American Idol is commanding record TV audiences, but the early buzz about the show’s sixth season is that it may be becoming too negative, even by its own standards.
On Thursday, View co-host Rosie O’Donnell joined a chorus of other critics who have said the show is being too hard on the early contestants.
The View screened a clip of Simon Cowell insulting one singer, Kenneth Briggs, and calling him a “bush baby,” then laughing with Randy Jackson and Paula Abdul after the contestant left.

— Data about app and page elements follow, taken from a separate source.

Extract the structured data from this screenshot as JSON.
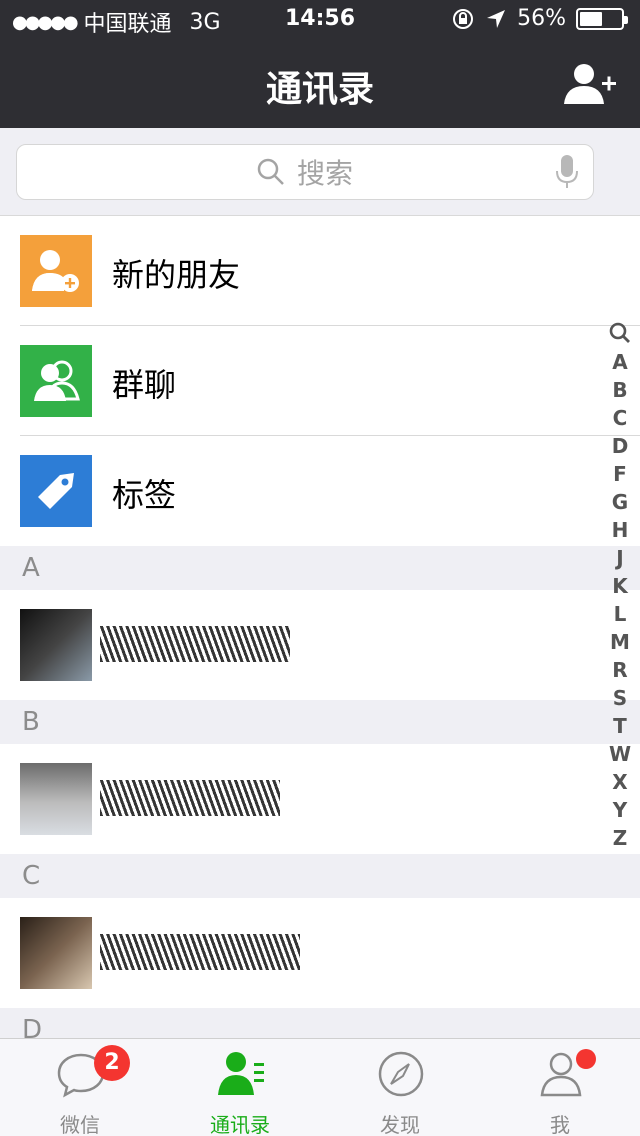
{
  "status": {
    "carrier": "中国联通",
    "network": "3G",
    "time": "14:56",
    "battery": "56%",
    "battery_level": 0.56
  },
  "nav": {
    "title": "通讯录"
  },
  "search": {
    "placeholder": "搜索"
  },
  "fixed": [
    {
      "label": "新的朋友",
      "color": "#f4a03b",
      "icon": "add-friend-icon"
    },
    {
      "label": "群聊",
      "color": "#32b148",
      "icon": "group-chat-icon"
    },
    {
      "label": "标签",
      "color": "#2d7dd6",
      "icon": "tag-icon"
    }
  ],
  "sections": [
    {
      "letter": "A"
    },
    {
      "letter": "B"
    },
    {
      "letter": "C"
    },
    {
      "letter": "D"
    }
  ],
  "index": [
    "A",
    "B",
    "C",
    "D",
    "F",
    "G",
    "H",
    "J",
    "K",
    "L",
    "M",
    "R",
    "S",
    "T",
    "W",
    "X",
    "Y",
    "Z"
  ],
  "tabs": [
    {
      "label": "微信",
      "badge": "2"
    },
    {
      "label": "通讯录"
    },
    {
      "label": "发现"
    },
    {
      "label": "我"
    }
  ],
  "colors": {
    "accent": "#1aad19",
    "header": "#2e2e33",
    "badge": "#f43530"
  }
}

“Isn’t that what America thinks is entertainment?” O’Donnell asked. “To make fun of someone’s physical appearance and then when they leave the room laugh hysterically at them – three millionaires, one probably intoxicated,” she said, referring to Abdul, who exhibited some odd behavior recently while promoting the show.

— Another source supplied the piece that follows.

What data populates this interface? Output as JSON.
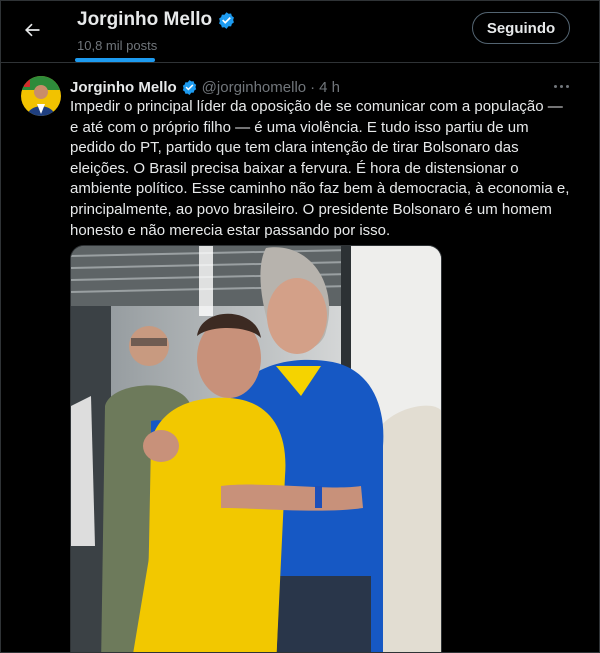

“The whole thing, it’s terribly sad to me,” O’Donnell added.
Media critics have also jumped on the show’s cruelty. “Several moments from (Wednesday’s) two-hour highlight-lowlight reel of Seattle auditions failed to pass my personal squirm test, and I know that I’m not alone,” Entertainment Weekly critic Michael Slezak writes on the magazine’s Web site.
Slezak points to the treatment of Seattle performers Jonathan Jayne and Briggs, saying he felt “fury rising within” him while watching the show.
Some visitors to the official American Idol message boards are speculating that FOX is playing a ratings game by stacking the broadcast with more excruciating performances than usual.
Writes one: “I think they know how much people enjoy the bad auditions, and thought that by filling auditions with nearly ALL negative auditions that they’d be improving the show. Not so. I love birthday cake but if I ate it for every meal, it would get old.”
David Wiegand of the San Francisco Chronicle says the judges – including the newly rancorous Jackson – have been no better. They are “either seriously off their game, or have just gotten tired of themselves,” he writes.
One thing is certain: Idol has plenty of viewers left to lose. Tuesday’s premiere was the most-watched debut ever for the show, drawing 37.3 million viewers, according to preliminary ratings from Nielsen Media Research.